## DIRECTIONS FOR THIS TASK:
An exact copy of the data is required; the images should not appear in it.

Start of SUPPLIED RECORDS

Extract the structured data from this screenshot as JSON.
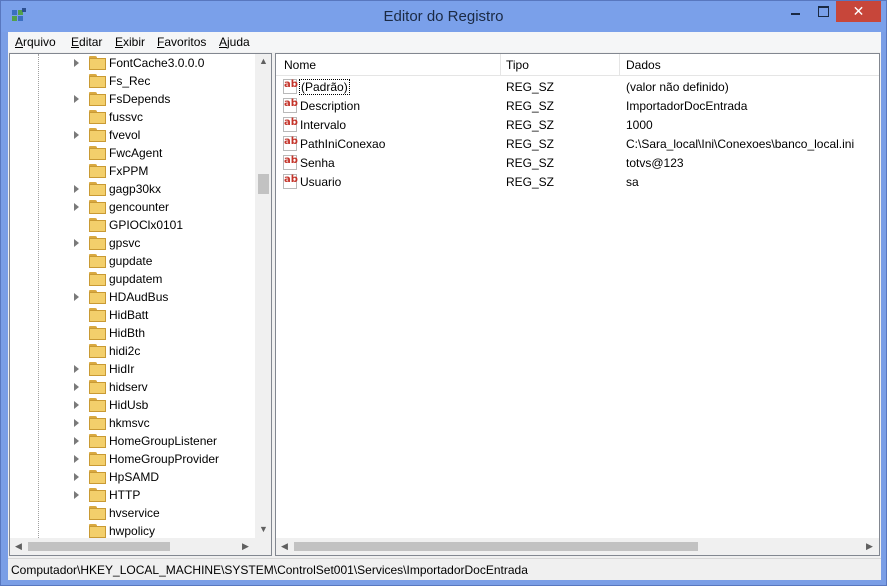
{
  "window": {
    "title": "Editor do Registro",
    "close_glyph": "✕",
    "icon": "registry-editor-icon"
  },
  "menubar": [
    {
      "accel": "A",
      "rest": "rquivo"
    },
    {
      "accel": "E",
      "rest": "ditar"
    },
    {
      "accel": "E",
      "rest": "xibir"
    },
    {
      "accel": "F",
      "rest": "avoritos"
    },
    {
      "accel": "A",
      "rest": "juda"
    }
  ],
  "tree": {
    "items": [
      {
        "label": "FontCache3.0.0.0",
        "expandable": true
      },
      {
        "label": "Fs_Rec",
        "expandable": false
      },
      {
        "label": "FsDepends",
        "expandable": true
      },
      {
        "label": "fussvc",
        "expandable": false
      },
      {
        "label": "fvevol",
        "expandable": true
      },
      {
        "label": "FwcAgent",
        "expandable": false
      },
      {
        "label": "FxPPM",
        "expandable": false
      },
      {
        "label": "gagp30kx",
        "expandable": true
      },
      {
        "label": "gencounter",
        "expandable": true
      },
      {
        "label": "GPIOClx0101",
        "expandable": false
      },
      {
        "label": "gpsvc",
        "expandable": true
      },
      {
        "label": "gupdate",
        "expandable": false
      },
      {
        "label": "gupdatem",
        "expandable": false
      },
      {
        "label": "HDAudBus",
        "expandable": true
      },
      {
        "label": "HidBatt",
        "expandable": false
      },
      {
        "label": "HidBth",
        "expandable": false
      },
      {
        "label": "hidi2c",
        "expandable": false
      },
      {
        "label": "HidIr",
        "expandable": true
      },
      {
        "label": "hidserv",
        "expandable": true
      },
      {
        "label": "HidUsb",
        "expandable": true
      },
      {
        "label": "hkmsvc",
        "expandable": true
      },
      {
        "label": "HomeGroupListener",
        "expandable": true
      },
      {
        "label": "HomeGroupProvider",
        "expandable": true
      },
      {
        "label": "HpSAMD",
        "expandable": true
      },
      {
        "label": "HTTP",
        "expandable": true
      },
      {
        "label": "hvservice",
        "expandable": false
      },
      {
        "label": "hwpolicy",
        "expandable": false
      }
    ]
  },
  "list": {
    "columns": {
      "name": "Nome",
      "type": "Tipo",
      "data": "Dados"
    },
    "rows": [
      {
        "name": "(Padrão)",
        "type": "REG_SZ",
        "data": "(valor não definido)"
      },
      {
        "name": "Description",
        "type": "REG_SZ",
        "data": "ImportadorDocEntrada"
      },
      {
        "name": "Intervalo",
        "type": "REG_SZ",
        "data": "1000"
      },
      {
        "name": "PathIniConexao",
        "type": "REG_SZ",
        "data": "C:\\Sara_local\\Ini\\Conexoes\\banco_local.ini"
      },
      {
        "name": "Senha",
        "type": "REG_SZ",
        "data": "totvs@123"
      },
      {
        "name": "Usuario",
        "type": "REG_SZ",
        "data": "sa"
      }
    ],
    "value_icon_text": "ab"
  },
  "status": {
    "path": "Computador\\HKEY_LOCAL_MACHINE\\SYSTEM\\ControlSet001\\Services\\ImportadorDocEntrada"
  },
  "colors": {
    "titlebar": "#7aa0ea",
    "close": "#c7463a",
    "folder": "#f3cf6b",
    "reg_icon": "#c4342a"
  }
}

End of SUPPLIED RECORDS

## TASK OUTPUT:
Extract the structured data from this screenshot as JSON.
{
  "window": {
    "title": "Editor do Registro",
    "close_glyph": "✕",
    "icon": "registry-editor-icon"
  },
  "menubar": [
    {
      "accel": "A",
      "rest": "rquivo"
    },
    {
      "accel": "E",
      "rest": "ditar"
    },
    {
      "accel": "E",
      "rest": "xibir"
    },
    {
      "accel": "F",
      "rest": "avoritos"
    },
    {
      "accel": "A",
      "rest": "juda"
    }
  ],
  "tree": {
    "items": [
      {
        "label": "FontCache3.0.0.0",
        "expandable": true
      },
      {
        "label": "Fs_Rec",
        "expandable": false
      },
      {
        "label": "FsDepends",
        "expandable": true
      },
      {
        "label": "fussvc",
        "expandable": false
      },
      {
        "label": "fvevol",
        "expandable": true
      },
      {
        "label": "FwcAgent",
        "expandable": false
      },
      {
        "label": "FxPPM",
        "expandable": false
      },
      {
        "label": "gagp30kx",
        "expandable": true
      },
      {
        "label": "gencounter",
        "expandable": true
      },
      {
        "label": "GPIOClx0101",
        "expandable": false
      },
      {
        "label": "gpsvc",
        "expandable": true
      },
      {
        "label": "gupdate",
        "expandable": false
      },
      {
        "label": "gupdatem",
        "expandable": false
      },
      {
        "label": "HDAudBus",
        "expandable": true
      },
      {
        "label": "HidBatt",
        "expandable": false
      },
      {
        "label": "HidBth",
        "expandable": false
      },
      {
        "label": "hidi2c",
        "expandable": false
      },
      {
        "label": "HidIr",
        "expandable": true
      },
      {
        "label": "hidserv",
        "expandable": true
      },
      {
        "label": "HidUsb",
        "expandable": true
      },
      {
        "label": "hkmsvc",
        "expandable": true
      },
      {
        "label": "HomeGroupListener",
        "expandable": true
      },
      {
        "label": "HomeGroupProvider",
        "expandable": true
      },
      {
        "label": "HpSAMD",
        "expandable": true
      },
      {
        "label": "HTTP",
        "expandable": true
      },
      {
        "label": "hvservice",
        "expandable": false
      },
      {
        "label": "hwpolicy",
        "expandable": false
      }
    ]
  },
  "list": {
    "columns": {
      "name": "Nome",
      "type": "Tipo",
      "data": "Dados"
    },
    "rows": [
      {
        "name": "(Padrão)",
        "type": "REG_SZ",
        "data": "(valor não definido)"
      },
      {
        "name": "Description",
        "type": "REG_SZ",
        "data": "ImportadorDocEntrada"
      },
      {
        "name": "Intervalo",
        "type": "REG_SZ",
        "data": "1000"
      },
      {
        "name": "PathIniConexao",
        "type": "REG_SZ",
        "data": "C:\\Sara_local\\Ini\\Conexoes\\banco_local.ini"
      },
      {
        "name": "Senha",
        "type": "REG_SZ",
        "data": "totvs@123"
      },
      {
        "name": "Usuario",
        "type": "REG_SZ",
        "data": "sa"
      }
    ],
    "value_icon_text": "ab"
  },
  "status": {
    "path": "Computador\\HKEY_LOCAL_MACHINE\\SYSTEM\\ControlSet001\\Services\\ImportadorDocEntrada"
  },
  "colors": {
    "titlebar": "#7aa0ea",
    "close": "#c7463a",
    "folder": "#f3cf6b",
    "reg_icon": "#c4342a"
  }
}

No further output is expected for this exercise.